Japan’s SLIM moon probe unexpectedly survives lunar night

Japan's SLIM moon probe unexpectedly survives lunar nightFILE PHOTO: The Smart Lander for Investigating Moon (SLIM), is seen in this handout image taken by LEV-2 on the moon, released on January 25, 2024. Japan Aerospace Exploration Agency (JAXA), TAKARA TOMY, Sony Group, Doshisha University /via REUTERS/File Photo

Japan’s space agency reported on Monday that its SLIM moon lander has unexpectedly endured a freezing lunar night and has successfully re-established communication with Earth. This comes over a month after the spacecraft achieved a historic “pinpoint” touchdown on the moon’s surface.

The Smart Lander for Investigating Moon (SLIM) made its touchdown on the lunar surface last month, marking Japan as the fifth country to successfully land a probe on the moon. Following suit, U.S.-based Intuitive Machines’ Odysseus also landed last week. This surge in lunar exploration highlights the global interest in lunar resources and potential human habitability.

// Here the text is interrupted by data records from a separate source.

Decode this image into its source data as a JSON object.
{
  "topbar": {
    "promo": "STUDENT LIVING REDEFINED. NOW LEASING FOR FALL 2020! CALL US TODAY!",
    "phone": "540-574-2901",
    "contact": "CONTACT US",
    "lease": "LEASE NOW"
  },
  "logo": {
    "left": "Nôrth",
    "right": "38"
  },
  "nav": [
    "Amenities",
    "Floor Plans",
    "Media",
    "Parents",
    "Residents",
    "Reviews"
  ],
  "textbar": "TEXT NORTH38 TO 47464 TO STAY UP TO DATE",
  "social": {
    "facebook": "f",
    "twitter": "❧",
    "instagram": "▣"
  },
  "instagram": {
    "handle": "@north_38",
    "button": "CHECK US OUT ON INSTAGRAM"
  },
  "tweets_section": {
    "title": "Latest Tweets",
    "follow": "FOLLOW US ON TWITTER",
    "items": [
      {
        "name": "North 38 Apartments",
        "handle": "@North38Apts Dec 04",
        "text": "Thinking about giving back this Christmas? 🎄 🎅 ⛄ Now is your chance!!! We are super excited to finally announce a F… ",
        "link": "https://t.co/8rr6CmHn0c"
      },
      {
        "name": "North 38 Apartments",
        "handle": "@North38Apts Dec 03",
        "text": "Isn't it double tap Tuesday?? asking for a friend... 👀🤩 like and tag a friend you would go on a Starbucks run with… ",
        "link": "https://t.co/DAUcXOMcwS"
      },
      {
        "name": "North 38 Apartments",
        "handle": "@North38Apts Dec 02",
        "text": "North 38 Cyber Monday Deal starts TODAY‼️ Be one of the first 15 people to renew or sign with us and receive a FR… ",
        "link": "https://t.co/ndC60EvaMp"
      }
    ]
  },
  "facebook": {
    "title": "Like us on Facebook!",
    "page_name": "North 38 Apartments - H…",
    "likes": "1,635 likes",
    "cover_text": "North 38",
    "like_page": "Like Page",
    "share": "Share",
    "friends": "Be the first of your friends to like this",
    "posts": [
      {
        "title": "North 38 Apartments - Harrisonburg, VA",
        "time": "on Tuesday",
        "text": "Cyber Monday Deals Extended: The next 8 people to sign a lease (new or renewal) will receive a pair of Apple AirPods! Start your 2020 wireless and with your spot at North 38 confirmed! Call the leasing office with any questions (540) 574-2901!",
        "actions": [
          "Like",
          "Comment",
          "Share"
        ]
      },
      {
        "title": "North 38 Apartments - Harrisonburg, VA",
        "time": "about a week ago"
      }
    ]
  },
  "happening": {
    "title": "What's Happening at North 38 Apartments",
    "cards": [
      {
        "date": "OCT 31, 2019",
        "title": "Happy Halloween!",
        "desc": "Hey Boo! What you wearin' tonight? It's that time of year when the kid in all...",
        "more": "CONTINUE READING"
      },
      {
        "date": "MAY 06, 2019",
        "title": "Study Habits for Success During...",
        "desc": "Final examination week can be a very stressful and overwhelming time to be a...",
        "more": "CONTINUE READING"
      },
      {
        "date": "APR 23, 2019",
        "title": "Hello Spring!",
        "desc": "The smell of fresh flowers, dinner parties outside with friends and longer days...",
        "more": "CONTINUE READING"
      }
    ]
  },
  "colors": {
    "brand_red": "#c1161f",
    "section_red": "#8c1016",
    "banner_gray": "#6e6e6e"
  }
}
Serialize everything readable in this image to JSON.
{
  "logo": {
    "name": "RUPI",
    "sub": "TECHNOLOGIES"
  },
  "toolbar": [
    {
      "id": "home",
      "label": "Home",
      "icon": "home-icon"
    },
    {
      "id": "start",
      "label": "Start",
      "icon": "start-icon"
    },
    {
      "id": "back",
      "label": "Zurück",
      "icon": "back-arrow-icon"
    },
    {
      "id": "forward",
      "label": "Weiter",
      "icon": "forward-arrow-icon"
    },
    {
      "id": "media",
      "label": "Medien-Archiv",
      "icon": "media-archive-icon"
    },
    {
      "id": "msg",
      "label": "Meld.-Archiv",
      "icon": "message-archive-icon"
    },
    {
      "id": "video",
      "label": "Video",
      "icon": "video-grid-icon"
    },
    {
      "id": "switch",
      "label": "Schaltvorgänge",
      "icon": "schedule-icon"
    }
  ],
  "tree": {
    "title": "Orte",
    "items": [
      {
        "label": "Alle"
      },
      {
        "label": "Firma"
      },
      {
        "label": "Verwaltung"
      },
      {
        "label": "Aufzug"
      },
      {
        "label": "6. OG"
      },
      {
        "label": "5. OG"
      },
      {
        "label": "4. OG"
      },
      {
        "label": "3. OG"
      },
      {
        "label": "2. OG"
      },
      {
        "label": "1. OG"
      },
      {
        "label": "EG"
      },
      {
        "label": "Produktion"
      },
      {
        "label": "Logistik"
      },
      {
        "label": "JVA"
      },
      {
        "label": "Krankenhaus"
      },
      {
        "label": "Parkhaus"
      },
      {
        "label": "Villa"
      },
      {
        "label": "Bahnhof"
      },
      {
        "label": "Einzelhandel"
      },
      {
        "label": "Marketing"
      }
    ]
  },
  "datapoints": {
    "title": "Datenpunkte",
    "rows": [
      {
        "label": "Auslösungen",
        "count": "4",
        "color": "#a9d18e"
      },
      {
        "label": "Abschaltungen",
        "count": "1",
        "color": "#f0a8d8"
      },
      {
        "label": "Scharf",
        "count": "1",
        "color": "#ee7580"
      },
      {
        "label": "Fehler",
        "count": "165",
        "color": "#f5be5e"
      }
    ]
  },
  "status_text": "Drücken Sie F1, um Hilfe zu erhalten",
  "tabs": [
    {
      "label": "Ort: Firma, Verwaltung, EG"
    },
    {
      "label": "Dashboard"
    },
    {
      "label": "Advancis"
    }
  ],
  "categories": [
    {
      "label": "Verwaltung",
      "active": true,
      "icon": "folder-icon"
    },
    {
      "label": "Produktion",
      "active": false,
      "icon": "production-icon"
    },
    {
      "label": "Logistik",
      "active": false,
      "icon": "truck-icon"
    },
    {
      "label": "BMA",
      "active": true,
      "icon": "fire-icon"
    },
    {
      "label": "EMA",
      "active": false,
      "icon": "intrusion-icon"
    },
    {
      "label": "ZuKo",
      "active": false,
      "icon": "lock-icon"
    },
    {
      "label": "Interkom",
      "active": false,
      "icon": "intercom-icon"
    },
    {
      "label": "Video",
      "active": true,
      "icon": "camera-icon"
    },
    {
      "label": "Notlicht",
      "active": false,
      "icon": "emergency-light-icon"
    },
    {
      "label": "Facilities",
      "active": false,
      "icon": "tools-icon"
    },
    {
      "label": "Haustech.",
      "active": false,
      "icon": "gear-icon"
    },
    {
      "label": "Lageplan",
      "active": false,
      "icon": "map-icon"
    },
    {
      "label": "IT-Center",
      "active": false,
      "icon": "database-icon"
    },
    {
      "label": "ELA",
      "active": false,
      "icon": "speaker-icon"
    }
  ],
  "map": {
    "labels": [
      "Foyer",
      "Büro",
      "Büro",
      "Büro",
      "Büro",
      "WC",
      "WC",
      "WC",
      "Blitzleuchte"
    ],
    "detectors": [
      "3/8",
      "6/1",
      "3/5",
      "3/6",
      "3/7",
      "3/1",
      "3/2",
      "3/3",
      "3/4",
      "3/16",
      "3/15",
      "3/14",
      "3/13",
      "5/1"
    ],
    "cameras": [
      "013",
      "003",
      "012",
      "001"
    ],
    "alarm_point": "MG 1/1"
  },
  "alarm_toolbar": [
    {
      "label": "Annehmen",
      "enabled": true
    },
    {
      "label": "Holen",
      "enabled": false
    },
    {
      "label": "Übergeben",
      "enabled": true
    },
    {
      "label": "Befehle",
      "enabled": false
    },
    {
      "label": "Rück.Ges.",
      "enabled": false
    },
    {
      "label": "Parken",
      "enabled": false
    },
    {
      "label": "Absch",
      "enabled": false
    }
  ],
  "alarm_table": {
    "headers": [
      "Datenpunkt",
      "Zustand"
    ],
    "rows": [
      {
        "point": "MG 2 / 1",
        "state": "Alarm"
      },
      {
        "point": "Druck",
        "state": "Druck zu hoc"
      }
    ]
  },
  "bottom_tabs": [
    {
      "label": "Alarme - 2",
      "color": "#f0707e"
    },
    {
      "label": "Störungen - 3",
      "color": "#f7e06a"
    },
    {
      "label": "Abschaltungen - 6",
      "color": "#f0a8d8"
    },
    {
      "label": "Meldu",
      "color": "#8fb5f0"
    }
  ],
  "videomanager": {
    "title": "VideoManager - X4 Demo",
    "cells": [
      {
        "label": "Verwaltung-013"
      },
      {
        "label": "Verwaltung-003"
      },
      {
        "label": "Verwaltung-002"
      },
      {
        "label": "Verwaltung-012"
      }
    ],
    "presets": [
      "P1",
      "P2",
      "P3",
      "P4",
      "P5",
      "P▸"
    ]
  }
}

Upon its landing, SLIM found itself within an impressive 55 meters (180 feet) of its target just south of the moon’s equator. However, it encountered a setback as it tipped over, causing its solar panels to be positioned incorrectly and leading to a depletion of power. Despite this challenge, its solar panels managed to regain electricity over a week later, benefiting from a change in sunlight direction.

Previously, the Japan Aerospace Exploration Agency had expressed doubts regarding SLIM’s ability to survive a lunar night due to its design limitations. Nonetheless, the unexpected resilience displayed by the lander has provided a new perspective on its capabilities and potential for extended lunar missions.